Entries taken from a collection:
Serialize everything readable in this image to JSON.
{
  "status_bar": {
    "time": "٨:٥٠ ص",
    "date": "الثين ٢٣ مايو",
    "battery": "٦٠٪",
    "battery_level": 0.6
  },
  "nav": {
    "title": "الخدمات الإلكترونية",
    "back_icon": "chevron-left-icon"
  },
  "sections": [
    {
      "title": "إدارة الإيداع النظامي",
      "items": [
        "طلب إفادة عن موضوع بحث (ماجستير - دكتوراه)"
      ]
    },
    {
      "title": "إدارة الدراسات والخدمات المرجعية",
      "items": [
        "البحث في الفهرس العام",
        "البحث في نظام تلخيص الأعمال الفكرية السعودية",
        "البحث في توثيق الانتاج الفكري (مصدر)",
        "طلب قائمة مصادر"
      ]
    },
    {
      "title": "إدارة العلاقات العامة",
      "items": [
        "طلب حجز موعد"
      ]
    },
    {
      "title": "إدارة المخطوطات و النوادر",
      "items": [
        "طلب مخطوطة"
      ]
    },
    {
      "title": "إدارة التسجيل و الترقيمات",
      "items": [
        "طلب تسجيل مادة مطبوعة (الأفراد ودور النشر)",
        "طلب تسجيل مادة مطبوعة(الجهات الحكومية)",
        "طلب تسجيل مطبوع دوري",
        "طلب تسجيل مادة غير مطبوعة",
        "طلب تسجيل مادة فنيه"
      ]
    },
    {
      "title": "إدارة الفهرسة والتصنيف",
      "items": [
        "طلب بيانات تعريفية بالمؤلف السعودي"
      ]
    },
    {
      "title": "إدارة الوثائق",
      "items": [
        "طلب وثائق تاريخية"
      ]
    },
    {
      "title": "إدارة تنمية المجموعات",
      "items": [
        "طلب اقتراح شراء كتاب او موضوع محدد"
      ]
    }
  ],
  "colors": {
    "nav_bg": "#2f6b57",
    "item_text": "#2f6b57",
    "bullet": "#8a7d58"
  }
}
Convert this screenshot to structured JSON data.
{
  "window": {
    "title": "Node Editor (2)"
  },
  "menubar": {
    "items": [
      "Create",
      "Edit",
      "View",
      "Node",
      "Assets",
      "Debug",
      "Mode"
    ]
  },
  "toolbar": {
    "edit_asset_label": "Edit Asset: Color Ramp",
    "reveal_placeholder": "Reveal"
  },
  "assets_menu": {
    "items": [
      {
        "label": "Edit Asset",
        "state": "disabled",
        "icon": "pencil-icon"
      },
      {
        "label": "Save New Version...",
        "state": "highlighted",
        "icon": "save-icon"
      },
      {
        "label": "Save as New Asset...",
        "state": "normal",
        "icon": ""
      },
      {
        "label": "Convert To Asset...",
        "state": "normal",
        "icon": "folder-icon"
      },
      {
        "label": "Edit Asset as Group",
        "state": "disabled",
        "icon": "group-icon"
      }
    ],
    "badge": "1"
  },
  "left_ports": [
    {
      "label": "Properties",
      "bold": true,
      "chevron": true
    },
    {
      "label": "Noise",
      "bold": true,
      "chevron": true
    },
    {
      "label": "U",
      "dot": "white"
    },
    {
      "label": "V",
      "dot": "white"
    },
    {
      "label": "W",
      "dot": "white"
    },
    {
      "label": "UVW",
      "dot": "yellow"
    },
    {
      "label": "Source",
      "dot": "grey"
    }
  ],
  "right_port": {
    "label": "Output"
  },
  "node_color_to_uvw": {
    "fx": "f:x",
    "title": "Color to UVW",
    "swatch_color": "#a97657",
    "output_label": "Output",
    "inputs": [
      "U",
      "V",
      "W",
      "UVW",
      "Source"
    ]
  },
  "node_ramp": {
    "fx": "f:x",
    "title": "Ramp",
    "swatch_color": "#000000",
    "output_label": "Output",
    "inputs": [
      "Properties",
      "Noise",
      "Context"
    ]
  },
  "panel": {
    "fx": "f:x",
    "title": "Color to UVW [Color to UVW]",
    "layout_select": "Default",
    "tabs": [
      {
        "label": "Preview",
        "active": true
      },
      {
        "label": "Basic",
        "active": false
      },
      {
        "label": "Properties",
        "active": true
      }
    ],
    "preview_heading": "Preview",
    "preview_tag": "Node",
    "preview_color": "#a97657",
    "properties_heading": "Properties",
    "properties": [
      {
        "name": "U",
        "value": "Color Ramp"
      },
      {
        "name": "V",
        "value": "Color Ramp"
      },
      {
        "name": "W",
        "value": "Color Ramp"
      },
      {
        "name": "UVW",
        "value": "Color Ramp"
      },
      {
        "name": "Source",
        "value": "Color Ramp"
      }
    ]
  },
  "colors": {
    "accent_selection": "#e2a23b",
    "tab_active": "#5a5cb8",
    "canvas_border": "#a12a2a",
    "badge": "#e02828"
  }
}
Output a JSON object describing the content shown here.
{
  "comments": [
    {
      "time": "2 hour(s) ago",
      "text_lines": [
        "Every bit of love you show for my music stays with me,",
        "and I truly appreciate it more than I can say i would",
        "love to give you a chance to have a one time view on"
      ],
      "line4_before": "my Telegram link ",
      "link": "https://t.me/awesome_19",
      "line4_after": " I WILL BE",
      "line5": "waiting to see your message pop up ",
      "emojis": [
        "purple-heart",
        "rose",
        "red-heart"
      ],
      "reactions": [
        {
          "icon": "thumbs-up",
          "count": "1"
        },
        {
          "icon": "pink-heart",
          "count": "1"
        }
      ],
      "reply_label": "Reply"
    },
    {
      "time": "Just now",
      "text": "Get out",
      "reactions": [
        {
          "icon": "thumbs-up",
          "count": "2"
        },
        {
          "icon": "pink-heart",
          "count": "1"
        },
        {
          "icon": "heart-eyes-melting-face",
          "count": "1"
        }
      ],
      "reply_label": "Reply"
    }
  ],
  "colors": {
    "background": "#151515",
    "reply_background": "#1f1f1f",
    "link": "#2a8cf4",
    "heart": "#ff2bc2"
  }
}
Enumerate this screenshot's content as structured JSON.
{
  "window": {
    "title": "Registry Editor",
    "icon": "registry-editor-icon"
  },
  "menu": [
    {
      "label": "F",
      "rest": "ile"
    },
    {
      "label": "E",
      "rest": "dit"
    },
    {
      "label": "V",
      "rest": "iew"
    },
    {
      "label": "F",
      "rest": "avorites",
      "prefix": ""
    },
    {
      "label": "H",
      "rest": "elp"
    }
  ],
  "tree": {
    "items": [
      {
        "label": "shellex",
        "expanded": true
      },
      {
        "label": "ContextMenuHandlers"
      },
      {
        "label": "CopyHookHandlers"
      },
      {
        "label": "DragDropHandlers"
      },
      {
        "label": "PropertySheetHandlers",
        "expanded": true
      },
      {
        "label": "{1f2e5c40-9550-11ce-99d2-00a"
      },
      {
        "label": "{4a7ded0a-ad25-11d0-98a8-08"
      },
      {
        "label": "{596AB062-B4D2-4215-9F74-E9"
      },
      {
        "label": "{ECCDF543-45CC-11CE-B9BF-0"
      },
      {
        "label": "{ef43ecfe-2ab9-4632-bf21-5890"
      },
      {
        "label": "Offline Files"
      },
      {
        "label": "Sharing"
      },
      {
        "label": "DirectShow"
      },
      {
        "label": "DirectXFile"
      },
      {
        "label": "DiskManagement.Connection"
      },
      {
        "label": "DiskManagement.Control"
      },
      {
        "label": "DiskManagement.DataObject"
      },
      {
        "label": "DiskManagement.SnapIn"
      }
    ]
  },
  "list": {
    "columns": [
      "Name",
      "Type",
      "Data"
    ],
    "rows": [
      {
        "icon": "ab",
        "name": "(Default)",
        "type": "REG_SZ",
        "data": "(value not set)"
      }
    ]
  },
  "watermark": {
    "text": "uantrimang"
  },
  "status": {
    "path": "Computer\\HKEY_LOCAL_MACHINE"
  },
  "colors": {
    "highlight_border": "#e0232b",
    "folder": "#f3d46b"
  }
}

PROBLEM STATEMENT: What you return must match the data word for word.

SOLVED EXERCISE:
Serialize everything readable in this image to JSON.
{
  "status_bar": {
    "time": "٨:٥٠ ص",
    "date": "الثين ٢٣ مايو",
    "battery": "٦٠٪",
    "battery_level": 0.6
  },
  "nav": {
    "title": "الخدمات الإلكترونية",
    "back_icon": "chevron-left-icon"
  },
  "sections": [
    {
      "title": "إدارة الإيداع النظامي",
      "items": [
        "طلب إفادة عن موضوع بحث (ماجستير - دكتوراه)"
      ]
    },
    {
      "title": "إدارة الدراسات والخدمات المرجعية",
      "items": [
        "البحث في الفهرس العام",
        "البحث في نظام تلخيص الأعمال الفكرية السعودية",
        "البحث في توثيق الانتاج الفكري (مصدر)",
        "طلب قائمة مصادر"
      ]
    },
    {
      "title": "إدارة العلاقات العامة",
      "items": [
        "طلب حجز موعد"
      ]
    },
    {
      "title": "إدارة المخطوطات و النوادر",
      "items": [
        "طلب مخطوطة"
      ]
    },
    {
      "title": "إدارة التسجيل و الترقيمات",
      "items": [
        "طلب تسجيل مادة مطبوعة (الأفراد ودور النشر)",
        "طلب تسجيل مادة مطبوعة(الجهات الحكومية)",
        "طلب تسجيل مطبوع دوري",
        "طلب تسجيل مادة غير مطبوعة",
        "طلب تسجيل مادة فنيه"
      ]
    },
    {
      "title": "إدارة الفهرسة والتصنيف",
      "items": [
        "طلب بيانات تعريفية بالمؤلف السعودي"
      ]
    },
    {
      "title": "إدارة الوثائق",
      "items": [
        "طلب وثائق تاريخية"
      ]
    },
    {
      "title": "إدارة تنمية المجموعات",
      "items": [
        "طلب اقتراح شراء كتاب او موضوع محدد"
      ]
    }
  ],
  "colors": {
    "nav_bg": "#2f6b57",
    "item_text": "#2f6b57",
    "bullet": "#8a7d58"
  }
}
Convert this screenshot to structured JSON data.
{
  "window": {
    "title": "Node Editor (2)"
  },
  "menubar": {
    "items": [
      "Create",
      "Edit",
      "View",
      "Node",
      "Assets",
      "Debug",
      "Mode"
    ]
  },
  "toolbar": {
    "edit_asset_label": "Edit Asset: Color Ramp",
    "reveal_placeholder": "Reveal"
  },
  "assets_menu": {
    "items": [
      {
        "label": "Edit Asset",
        "state": "disabled",
        "icon": "pencil-icon"
      },
      {
        "label": "Save New Version...",
        "state": "highlighted",
        "icon": "save-icon"
      },
      {
        "label": "Save as New Asset...",
        "state": "normal",
        "icon": ""
      },
      {
        "label": "Convert To Asset...",
        "state": "normal",
        "icon": "folder-icon"
      },
      {
        "label": "Edit Asset as Group",
        "state": "disabled",
        "icon": "group-icon"
      }
    ],
    "badge": "1"
  },
  "left_ports": [
    {
      "label": "Properties",
      "bold": true,
      "chevron": true
    },
    {
      "label": "Noise",
      "bold": true,
      "chevron": true
    },
    {
      "label": "U",
      "dot": "white"
    },
    {
      "label": "V",
      "dot": "white"
    },
    {
      "label": "W",
      "dot": "white"
    },
    {
      "label": "UVW",
      "dot": "yellow"
    },
    {
      "label": "Source",
      "dot": "grey"
    }
  ],
  "right_port": {
    "label": "Output"
  },
  "node_color_to_uvw": {
    "fx": "f:x",
    "title": "Color to UVW",
    "swatch_color": "#a97657",
    "output_label": "Output",
    "inputs": [
      "U",
      "V",
      "W",
      "UVW",
      "Source"
    ]
  },
  "node_ramp": {
    "fx": "f:x",
    "title": "Ramp",
    "swatch_color": "#000000",
    "output_label": "Output",
    "inputs": [
      "Properties",
      "Noise",
      "Context"
    ]
  },
  "panel": {
    "fx": "f:x",
    "title": "Color to UVW [Color to UVW]",
    "layout_select": "Default",
    "tabs": [
      {
        "label": "Preview",
        "active": true
      },
      {
        "label": "Basic",
        "active": false
      },
      {
        "label": "Properties",
        "active": true
      }
    ],
    "preview_heading": "Preview",
    "preview_tag": "Node",
    "preview_color": "#a97657",
    "properties_heading": "Properties",
    "properties": [
      {
        "name": "U",
        "value": "Color Ramp"
      },
      {
        "name": "V",
        "value": "Color Ramp"
      },
      {
        "name": "W",
        "value": "Color Ramp"
      },
      {
        "name": "UVW",
        "value": "Color Ramp"
      },
      {
        "name": "Source",
        "value": "Color Ramp"
      }
    ]
  },
  "colors": {
    "accent_selection": "#e2a23b",
    "tab_active": "#5a5cb8",
    "canvas_border": "#a12a2a",
    "badge": "#e02828"
  }
}
Output a JSON object describing the content shown here.
{
  "comments": [
    {
      "time": "2 hour(s) ago",
      "text_lines": [
        "Every bit of love you show for my music stays with me,",
        "and I truly appreciate it more than I can say i would",
        "love to give you a chance to have a one time view on"
      ],
      "line4_before": "my Telegram link ",
      "link": "https://t.me/awesome_19",
      "line4_after": " I WILL BE",
      "line5": "waiting to see your message pop up ",
      "emojis": [
        "purple-heart",
        "rose",
        "red-heart"
      ],
      "reactions": [
        {
          "icon": "thumbs-up",
          "count": "1"
        },
        {
          "icon": "pink-heart",
          "count": "1"
        }
      ],
      "reply_label": "Reply"
    },
    {
      "time": "Just now",
      "text": "Get out",
      "reactions": [
        {
          "icon": "thumbs-up",
          "count": "2"
        },
        {
          "icon": "pink-heart",
          "count": "1"
        },
        {
          "icon": "heart-eyes-melting-face",
          "count": "1"
        }
      ],
      "reply_label": "Reply"
    }
  ],
  "colors": {
    "background": "#151515",
    "reply_background": "#1f1f1f",
    "link": "#2a8cf4",
    "heart": "#ff2bc2"
  }
}
Enumerate this screenshot's content as structured JSON.
{
  "window": {
    "title": "Registry Editor",
    "icon": "registry-editor-icon"
  },
  "menu": [
    {
      "label": "F",
      "rest": "ile"
    },
    {
      "label": "E",
      "rest": "dit"
    },
    {
      "label": "V",
      "rest": "iew"
    },
    {
      "label": "F",
      "rest": "avorites",
      "prefix": ""
    },
    {
      "label": "H",
      "rest": "elp"
    }
  ],
  "tree": {
    "items": [
      {
        "label": "shellex",
        "expanded": true
      },
      {
        "label": "ContextMenuHandlers"
      },
      {
        "label": "CopyHookHandlers"
      },
      {
        "label": "DragDropHandlers"
      },
      {
        "label": "PropertySheetHandlers",
        "expanded": true
      },
      {
        "label": "{1f2e5c40-9550-11ce-99d2-00a"
      },
      {
        "label": "{4a7ded0a-ad25-11d0-98a8-08"
      },
      {
        "label": "{596AB062-B4D2-4215-9F74-E9"
      },
      {
        "label": "{ECCDF543-45CC-11CE-B9BF-0"
      },
      {
        "label": "{ef43ecfe-2ab9-4632-bf21-5890"
      },
      {
        "label": "Offline Files"
      },
      {
        "label": "Sharing"
      },
      {
        "label": "DirectShow"
      },
      {
        "label": "DirectXFile"
      },
      {
        "label": "DiskManagement.Connection"
      },
      {
        "label": "DiskManagement.Control"
      },
      {
        "label": "DiskManagement.DataObject"
      },
      {
        "label": "DiskManagement.SnapIn"
      }
    ]
  },
  "list": {
    "columns": [
      "Name",
      "Type",
      "Data"
    ],
    "rows": [
      {
        "icon": "ab",
        "name": "(Default)",
        "type": "REG_SZ",
        "data": "(value not set)"
      }
    ]
  },
  "watermark": {
    "text": "uantrimang"
  },
  "status": {
    "path": "Computer\\HKEY_LOCAL_MACHINE"
  },
  "colors": {
    "highlight_border": "#e0232b",
    "folder": "#f3d46b"
  }
}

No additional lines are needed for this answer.